New transplant (person) looking for new transplants (plants)

Non-native plants in April's yard before the make-overBy April Anderson

Here are 2 ‘before’ photos of my tiny backyard. Upon removing this excessive amount of ivy, I found oak, hackberry, and redbud saplings. From my former home in the Chicago area, I brought New England aster, butterfly weed, black-eyed Susan, zigzag goldenrod, rosin weed, Joe Pye weed, and marsh milkweed along with gifts of nodding wild onion, and prairie smoke.

Non-native vines in April's yard before the make-overThe neighbors here complain about deer, so I’m trying to make choices that will not be as attractive for browsing. I will post “after” photos once we get beyond the empty, crunchy stage. If you have native plants that need to be thinned, please let me know. I’m targeting part-sun plants that like sandy loam — in essence, dry shade. It will be fun to see what happens.

April, the new transplant!
E-mail April if you have plants to share.

Editor’s note: April, who was previously a member of the Northern Kane county Wild Ones chapter, recently moved to St. Louis. She says she’s eager to connect with a community of thinkers who share the environmental values she holds dear.

She is also looking for work in the field teaching others about nature, writing about nature, and providing sustainable designs. She has been a naturalist for over 20 years and an “Open Spaces” writer for Quintessential Barrington Magazine for about half this time. Read her article about monarch butterflies.

2 thoughts on “New transplant (person) looking for new transplants (plants)

  1. Welcome, April!
    I can’t wait to see what you do with it. How much sun do you get in this location?

  2. Amy, I have elderberry plants (sambucus nigra) to share in all sizes, from this summer’s sprouts to established plants. They do well in part shade or full sun and manage in the drier parts of the yard, too. I also have a green hawthorne and a button bush in pots, if you could give them a home.
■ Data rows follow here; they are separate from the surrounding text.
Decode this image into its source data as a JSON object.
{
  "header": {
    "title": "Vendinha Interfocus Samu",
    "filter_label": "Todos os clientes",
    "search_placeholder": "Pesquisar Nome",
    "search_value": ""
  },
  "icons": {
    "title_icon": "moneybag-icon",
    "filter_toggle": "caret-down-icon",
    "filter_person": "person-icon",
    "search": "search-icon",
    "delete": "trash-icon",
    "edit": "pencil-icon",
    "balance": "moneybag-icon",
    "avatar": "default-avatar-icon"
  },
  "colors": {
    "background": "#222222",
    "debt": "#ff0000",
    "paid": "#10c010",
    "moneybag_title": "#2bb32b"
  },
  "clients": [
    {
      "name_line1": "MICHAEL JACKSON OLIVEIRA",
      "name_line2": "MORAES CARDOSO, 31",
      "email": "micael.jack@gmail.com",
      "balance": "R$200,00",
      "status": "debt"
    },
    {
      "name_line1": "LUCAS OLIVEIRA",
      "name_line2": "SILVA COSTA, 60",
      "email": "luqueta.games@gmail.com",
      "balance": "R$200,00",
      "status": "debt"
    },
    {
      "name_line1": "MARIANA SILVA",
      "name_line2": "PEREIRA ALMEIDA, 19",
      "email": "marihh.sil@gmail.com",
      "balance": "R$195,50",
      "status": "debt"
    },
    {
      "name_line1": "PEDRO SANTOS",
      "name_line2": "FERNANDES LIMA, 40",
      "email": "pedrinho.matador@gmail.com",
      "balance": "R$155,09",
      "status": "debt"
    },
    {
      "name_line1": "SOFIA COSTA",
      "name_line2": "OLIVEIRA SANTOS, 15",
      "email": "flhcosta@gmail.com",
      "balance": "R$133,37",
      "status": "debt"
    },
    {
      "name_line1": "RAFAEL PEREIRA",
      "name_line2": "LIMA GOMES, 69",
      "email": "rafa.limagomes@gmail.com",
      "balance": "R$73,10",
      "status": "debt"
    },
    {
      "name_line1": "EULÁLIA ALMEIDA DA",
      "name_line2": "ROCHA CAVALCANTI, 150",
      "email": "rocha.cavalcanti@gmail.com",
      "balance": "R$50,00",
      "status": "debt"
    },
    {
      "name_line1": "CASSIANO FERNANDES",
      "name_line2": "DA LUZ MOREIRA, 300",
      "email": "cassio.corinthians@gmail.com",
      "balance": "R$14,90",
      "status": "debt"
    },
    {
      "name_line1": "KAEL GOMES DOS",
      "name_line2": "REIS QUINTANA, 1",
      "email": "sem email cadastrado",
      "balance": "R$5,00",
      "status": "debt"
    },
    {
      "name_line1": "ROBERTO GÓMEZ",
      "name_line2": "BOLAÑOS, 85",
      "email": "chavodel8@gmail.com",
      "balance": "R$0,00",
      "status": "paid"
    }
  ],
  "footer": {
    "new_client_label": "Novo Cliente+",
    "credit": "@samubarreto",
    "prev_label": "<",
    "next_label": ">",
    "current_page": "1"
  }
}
I’m including my email so that anyone can have some elderberry who asks. It’s one of my favorite plants.

    Peggy Whetzel

Comments are closed.